| What to work on |
Repeat all of the data below word for word, keeping no images.

| Data records for software interfaces |
- Opening Delimiter -

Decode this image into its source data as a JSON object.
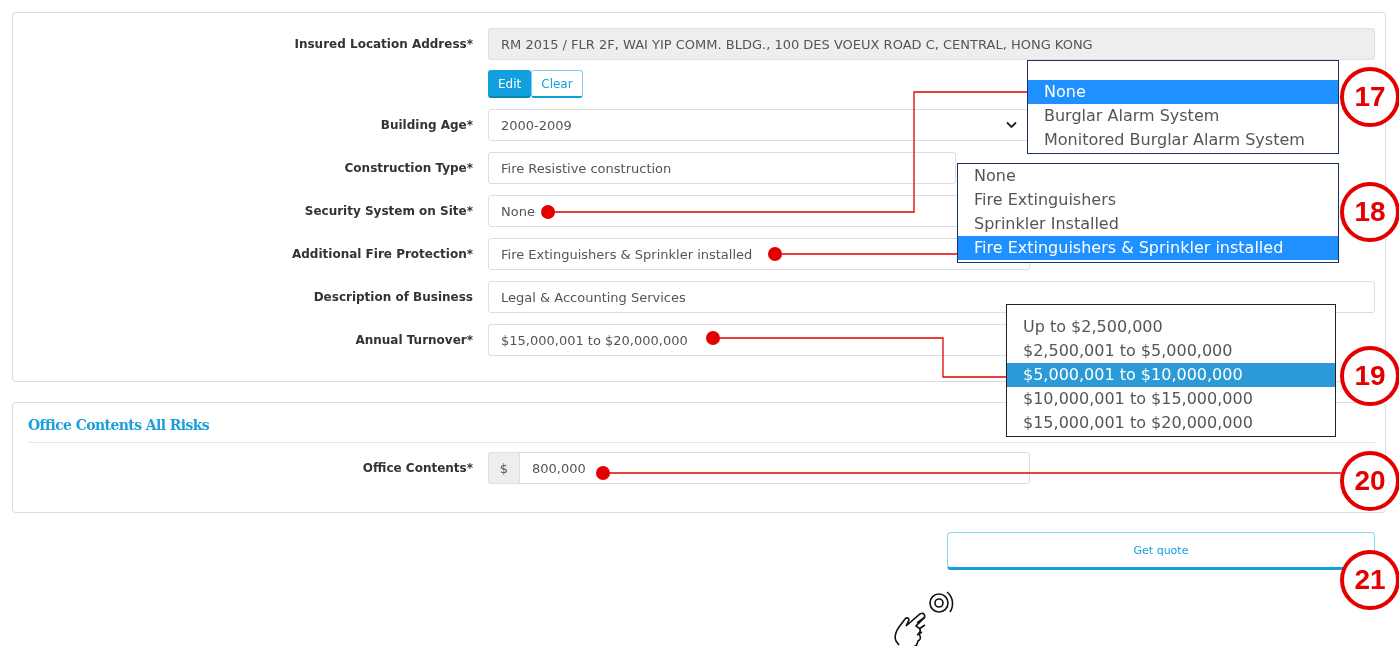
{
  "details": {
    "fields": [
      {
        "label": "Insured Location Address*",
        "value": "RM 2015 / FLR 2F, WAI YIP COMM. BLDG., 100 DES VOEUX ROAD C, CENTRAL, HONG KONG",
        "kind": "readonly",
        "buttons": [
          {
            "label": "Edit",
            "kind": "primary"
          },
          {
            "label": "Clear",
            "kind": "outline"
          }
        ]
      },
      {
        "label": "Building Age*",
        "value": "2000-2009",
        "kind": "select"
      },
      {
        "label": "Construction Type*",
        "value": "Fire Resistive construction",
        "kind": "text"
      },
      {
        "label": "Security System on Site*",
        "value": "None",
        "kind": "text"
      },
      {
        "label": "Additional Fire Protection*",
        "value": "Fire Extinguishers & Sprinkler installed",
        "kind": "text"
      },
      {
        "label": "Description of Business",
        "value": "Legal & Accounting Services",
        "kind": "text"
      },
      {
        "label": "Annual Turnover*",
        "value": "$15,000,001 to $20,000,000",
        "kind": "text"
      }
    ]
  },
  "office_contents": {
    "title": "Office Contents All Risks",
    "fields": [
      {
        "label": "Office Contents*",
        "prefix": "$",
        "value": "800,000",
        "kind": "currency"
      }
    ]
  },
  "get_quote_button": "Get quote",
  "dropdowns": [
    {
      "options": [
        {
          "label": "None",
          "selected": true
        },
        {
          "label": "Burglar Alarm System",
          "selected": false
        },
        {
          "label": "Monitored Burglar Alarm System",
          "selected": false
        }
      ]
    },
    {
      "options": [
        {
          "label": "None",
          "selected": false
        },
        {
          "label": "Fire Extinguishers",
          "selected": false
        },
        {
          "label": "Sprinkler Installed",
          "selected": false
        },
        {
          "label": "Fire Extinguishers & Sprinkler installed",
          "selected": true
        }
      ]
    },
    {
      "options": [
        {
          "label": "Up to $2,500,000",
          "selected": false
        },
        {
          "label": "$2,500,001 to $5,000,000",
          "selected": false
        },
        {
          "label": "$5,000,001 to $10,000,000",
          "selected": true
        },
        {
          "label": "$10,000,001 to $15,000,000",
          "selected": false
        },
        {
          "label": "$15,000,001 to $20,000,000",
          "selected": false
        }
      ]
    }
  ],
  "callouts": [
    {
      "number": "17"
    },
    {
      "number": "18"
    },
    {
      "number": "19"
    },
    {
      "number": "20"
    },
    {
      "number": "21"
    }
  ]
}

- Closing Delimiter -

| Completed task |
Decode this image into its source data as a JSON object.
{
  "details": {
    "fields": [
      {
        "label": "Insured Location Address*",
        "value": "RM 2015 / FLR 2F, WAI YIP COMM. BLDG., 100 DES VOEUX ROAD C, CENTRAL, HONG KONG",
        "kind": "readonly",
        "buttons": [
          {
            "label": "Edit",
            "kind": "primary"
          },
          {
            "label": "Clear",
            "kind": "outline"
          }
        ]
      },
      {
        "label": "Building Age*",
        "value": "2000-2009",
        "kind": "select"
      },
      {
        "label": "Construction Type*",
        "value": "Fire Resistive construction",
        "kind": "text"
      },
      {
        "label": "Security System on Site*",
        "value": "None",
        "kind": "text"
      },
      {
        "label": "Additional Fire Protection*",
        "value": "Fire Extinguishers & Sprinkler installed",
        "kind": "text"
      },
      {
        "label": "Description of Business",
        "value": "Legal & Accounting Services",
        "kind": "text"
      },
      {
        "label": "Annual Turnover*",
        "value": "$15,000,001 to $20,000,000",
        "kind": "text"
      }
    ]
  },
  "office_contents": {
    "title": "Office Contents All Risks",
    "fields": [
      {
        "label": "Office Contents*",
        "prefix": "$",
        "value": "800,000",
        "kind": "currency"
      }
    ]
  },
  "get_quote_button": "Get quote",
  "dropdowns": [
    {
      "options": [
        {
          "label": "None",
          "selected": true
        },
        {
          "label": "Burglar Alarm System",
          "selected": false
        },
        {
          "label": "Monitored Burglar Alarm System",
          "selected": false
        }
      ]
    },
    {
      "options": [
        {
          "label": "None",
          "selected": false
        },
        {
          "label": "Fire Extinguishers",
          "selected": false
        },
        {
          "label": "Sprinkler Installed",
          "selected": false
        },
        {
          "label": "Fire Extinguishers & Sprinkler installed",
          "selected": true
        }
      ]
    },
    {
      "options": [
        {
          "label": "Up to $2,500,000",
          "selected": false
        },
        {
          "label": "$2,500,001 to $5,000,000",
          "selected": false
        },
        {
          "label": "$5,000,001 to $10,000,000",
          "selected": true
        },
        {
          "label": "$10,000,001 to $15,000,000",
          "selected": false
        },
        {
          "label": "$15,000,001 to $20,000,000",
          "selected": false
        }
      ]
    }
  ],
  "callouts": [
    {
      "number": "17"
    },
    {
      "number": "18"
    },
    {
      "number": "19"
    },
    {
      "number": "20"
    },
    {
      "number": "21"
    }
  ]
}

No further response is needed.